Exercise directions:
Print the records exactly. Every mark must remain.

Data section:
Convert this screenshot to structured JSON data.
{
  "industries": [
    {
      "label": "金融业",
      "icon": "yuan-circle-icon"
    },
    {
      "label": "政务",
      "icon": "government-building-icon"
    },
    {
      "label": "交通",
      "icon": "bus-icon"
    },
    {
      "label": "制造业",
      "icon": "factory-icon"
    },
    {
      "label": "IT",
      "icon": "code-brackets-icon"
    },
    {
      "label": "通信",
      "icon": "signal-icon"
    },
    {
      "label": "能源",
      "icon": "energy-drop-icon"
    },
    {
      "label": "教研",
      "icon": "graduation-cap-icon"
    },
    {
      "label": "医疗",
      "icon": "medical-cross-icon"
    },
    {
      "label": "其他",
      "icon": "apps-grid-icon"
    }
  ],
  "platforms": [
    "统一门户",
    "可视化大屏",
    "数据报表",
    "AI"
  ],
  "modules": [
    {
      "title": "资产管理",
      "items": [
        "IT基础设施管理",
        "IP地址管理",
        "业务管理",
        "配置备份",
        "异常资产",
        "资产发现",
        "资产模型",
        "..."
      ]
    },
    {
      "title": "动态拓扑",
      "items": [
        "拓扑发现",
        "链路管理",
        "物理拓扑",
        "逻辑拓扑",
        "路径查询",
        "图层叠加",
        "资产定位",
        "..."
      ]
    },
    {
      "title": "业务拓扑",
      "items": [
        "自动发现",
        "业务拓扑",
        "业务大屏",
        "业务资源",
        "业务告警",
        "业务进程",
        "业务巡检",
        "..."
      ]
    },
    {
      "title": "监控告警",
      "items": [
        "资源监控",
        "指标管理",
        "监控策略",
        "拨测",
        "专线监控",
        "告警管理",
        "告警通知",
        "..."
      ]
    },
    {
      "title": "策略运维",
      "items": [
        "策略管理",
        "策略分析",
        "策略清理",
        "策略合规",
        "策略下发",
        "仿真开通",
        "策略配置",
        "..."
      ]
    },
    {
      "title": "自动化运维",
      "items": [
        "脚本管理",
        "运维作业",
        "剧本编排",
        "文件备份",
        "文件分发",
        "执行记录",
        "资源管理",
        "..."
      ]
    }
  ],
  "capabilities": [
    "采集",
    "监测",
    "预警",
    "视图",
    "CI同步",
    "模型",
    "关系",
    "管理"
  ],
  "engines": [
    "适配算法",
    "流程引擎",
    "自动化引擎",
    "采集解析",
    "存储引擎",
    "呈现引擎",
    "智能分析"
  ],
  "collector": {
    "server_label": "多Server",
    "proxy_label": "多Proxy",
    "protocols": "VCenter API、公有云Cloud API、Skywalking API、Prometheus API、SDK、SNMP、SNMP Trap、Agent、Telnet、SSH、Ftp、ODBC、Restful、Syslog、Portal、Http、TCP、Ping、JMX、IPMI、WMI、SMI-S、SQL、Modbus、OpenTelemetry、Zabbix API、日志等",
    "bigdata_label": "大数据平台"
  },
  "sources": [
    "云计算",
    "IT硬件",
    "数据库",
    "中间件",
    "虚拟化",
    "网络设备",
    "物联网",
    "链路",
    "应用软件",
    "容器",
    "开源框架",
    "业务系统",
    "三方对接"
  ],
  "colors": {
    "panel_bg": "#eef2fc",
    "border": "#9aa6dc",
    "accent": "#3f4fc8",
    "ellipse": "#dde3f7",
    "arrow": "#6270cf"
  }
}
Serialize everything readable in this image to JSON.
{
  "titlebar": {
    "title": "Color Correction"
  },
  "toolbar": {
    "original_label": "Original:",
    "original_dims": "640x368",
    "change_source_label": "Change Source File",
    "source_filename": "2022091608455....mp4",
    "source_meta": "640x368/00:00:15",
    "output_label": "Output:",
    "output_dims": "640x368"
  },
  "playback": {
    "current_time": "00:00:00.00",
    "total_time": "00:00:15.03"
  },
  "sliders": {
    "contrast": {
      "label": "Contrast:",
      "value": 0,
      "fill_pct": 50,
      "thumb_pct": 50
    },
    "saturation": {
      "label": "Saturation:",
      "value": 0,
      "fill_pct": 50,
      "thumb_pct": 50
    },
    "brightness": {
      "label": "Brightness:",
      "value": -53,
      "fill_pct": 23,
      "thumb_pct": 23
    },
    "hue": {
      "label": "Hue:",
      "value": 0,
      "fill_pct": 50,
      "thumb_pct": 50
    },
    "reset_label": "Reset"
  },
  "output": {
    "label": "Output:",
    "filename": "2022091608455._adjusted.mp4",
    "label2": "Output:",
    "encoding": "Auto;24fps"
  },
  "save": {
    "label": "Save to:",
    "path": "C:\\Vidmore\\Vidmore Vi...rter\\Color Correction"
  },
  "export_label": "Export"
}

Result of the task:
Convert this screenshot to structured JSON data.
{
  "industries": [
    {
      "label": "金融业",
      "icon": "yuan-circle-icon"
    },
    {
      "label": "政务",
      "icon": "government-building-icon"
    },
    {
      "label": "交通",
      "icon": "bus-icon"
    },
    {
      "label": "制造业",
      "icon": "factory-icon"
    },
    {
      "label": "IT",
      "icon": "code-brackets-icon"
    },
    {
      "label": "通信",
      "icon": "signal-icon"
    },
    {
      "label": "能源",
      "icon": "energy-drop-icon"
    },
    {
      "label": "教研",
      "icon": "graduation-cap-icon"
    },
    {
      "label": "医疗",
      "icon": "medical-cross-icon"
    },
    {
      "label": "其他",
      "icon": "apps-grid-icon"
    }
  ],
  "platforms": [
    "统一门户",
    "可视化大屏",
    "数据报表",
    "AI"
  ],
  "modules": [
    {
      "title": "资产管理",
      "items": [
        "IT基础设施管理",
        "IP地址管理",
        "业务管理",
        "配置备份",
        "异常资产",
        "资产发现",
        "资产模型",
        "..."
      ]
    },
    {
      "title": "动态拓扑",
      "items": [
        "拓扑发现",
        "链路管理",
        "物理拓扑",
        "逻辑拓扑",
        "路径查询",
        "图层叠加",
        "资产定位",
        "..."
      ]
    },
    {
      "title": "业务拓扑",
      "items": [
        "自动发现",
        "业务拓扑",
        "业务大屏",
        "业务资源",
        "业务告警",
        "业务进程",
        "业务巡检",
        "..."
      ]
    },
    {
      "title": "监控告警",
      "items": [
        "资源监控",
        "指标管理",
        "监控策略",
        "拨测",
        "专线监控",
        "告警管理",
        "告警通知",
        "..."
      ]
    },
    {
      "title": "策略运维",
      "items": [
        "策略管理",
        "策略分析",
        "策略清理",
        "策略合规",
        "策略下发",
        "仿真开通",
        "策略配置",
        "..."
      ]
    },
    {
      "title": "自动化运维",
      "items": [
        "脚本管理",
        "运维作业",
        "剧本编排",
        "文件备份",
        "文件分发",
        "执行记录",
        "资源管理",
        "..."
      ]
    }
  ],
  "capabilities": [
    "采集",
    "监测",
    "预警",
    "视图",
    "CI同步",
    "模型",
    "关系",
    "管理"
  ],
  "engines": [
    "适配算法",
    "流程引擎",
    "自动化引擎",
    "采集解析",
    "存储引擎",
    "呈现引擎",
    "智能分析"
  ],
  "collector": {
    "server_label": "多Server",
    "proxy_label": "多Proxy",
    "protocols": "VCenter API、公有云Cloud API、Skywalking API、Prometheus API、SDK、SNMP、SNMP Trap、Agent、Telnet、SSH、Ftp、ODBC、Restful、Syslog、Portal、Http、TCP、Ping、JMX、IPMI、WMI、SMI-S、SQL、Modbus、OpenTelemetry、Zabbix API、日志等",
    "bigdata_label": "大数据平台"
  },
  "sources": [
    "云计算",
    "IT硬件",
    "数据库",
    "中间件",
    "虚拟化",
    "网络设备",
    "物联网",
    "链路",
    "应用软件",
    "容器",
    "开源框架",
    "业务系统",
    "三方对接"
  ],
  "colors": {
    "panel_bg": "#eef2fc",
    "border": "#9aa6dc",
    "accent": "#3f4fc8",
    "ellipse": "#dde3f7",
    "arrow": "#6270cf"
  }
}
Serialize everything readable in this image to JSON.
{
  "titlebar": {
    "title": "Color Correction"
  },
  "toolbar": {
    "original_label": "Original:",
    "original_dims": "640x368",
    "change_source_label": "Change Source File",
    "source_filename": "2022091608455....mp4",
    "source_meta": "640x368/00:00:15",
    "output_label": "Output:",
    "output_dims": "640x368"
  },
  "playback": {
    "current_time": "00:00:00.00",
    "total_time": "00:00:15.03"
  },
  "sliders": {
    "contrast": {
      "label": "Contrast:",
      "value": 0,
      "fill_pct": 50,
      "thumb_pct": 50
    },
    "saturation": {
      "label": "Saturation:",
      "value": 0,
      "fill_pct": 50,
      "thumb_pct": 50
    },
    "brightness": {
      "label": "Brightness:",
      "value": -53,
      "fill_pct": 23,
      "thumb_pct": 23
    },
    "hue": {
      "label": "Hue:",
      "value": 0,
      "fill_pct": 50,
      "thumb_pct": 50
    },
    "reset_label": "Reset"
  },
  "output": {
    "label": "Output:",
    "filename": "2022091608455._adjusted.mp4",
    "label2": "Output:",
    "encoding": "Auto;24fps"
  },
  "save": {
    "label": "Save to:",
    "path": "C:\\Vidmore\\Vidmore Vi...rter\\Color Correction"
  },
  "export_label": "Export"
}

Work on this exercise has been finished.